-- THE TASK --
Leave out the pictures and repeat every record exactly.

-- RECORDS SUPPLIED --
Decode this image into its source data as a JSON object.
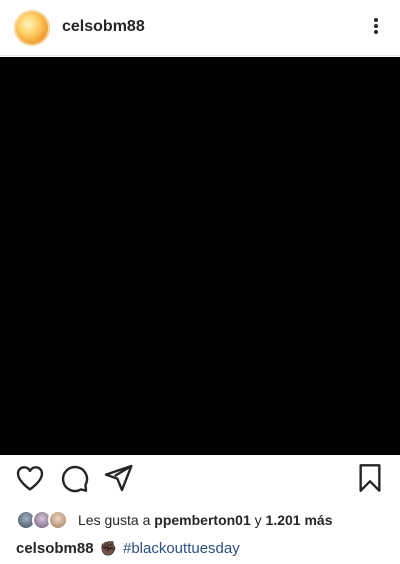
{
  "post": {
    "username": "celsobm88",
    "media_color": "#000000"
  },
  "likes": {
    "prefix": "Les gusta a",
    "first_liker": "ppemberton01",
    "connector": "y",
    "others": "1.201 más"
  },
  "caption": {
    "username": "celsobm88",
    "emoji": "✊🏿",
    "hashtag": "#blackouttuesday"
  },
  "icons": {
    "header_right": "more-vertical-icon",
    "actions": [
      "heart-icon",
      "comment-icon",
      "share-icon"
    ],
    "save": "bookmark-icon"
  }
}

-- EXERCISE SOLUTION --
Decode this image into its source data as a JSON object.
{
  "post": {
    "username": "celsobm88",
    "media_color": "#000000"
  },
  "likes": {
    "prefix": "Les gusta a",
    "first_liker": "ppemberton01",
    "connector": "y",
    "others": "1.201 más"
  },
  "caption": {
    "username": "celsobm88",
    "emoji": "✊🏿",
    "hashtag": "#blackouttuesday"
  },
  "icons": {
    "header_right": "more-vertical-icon",
    "actions": [
      "heart-icon",
      "comment-icon",
      "share-icon"
    ],
    "save": "bookmark-icon"
  }
}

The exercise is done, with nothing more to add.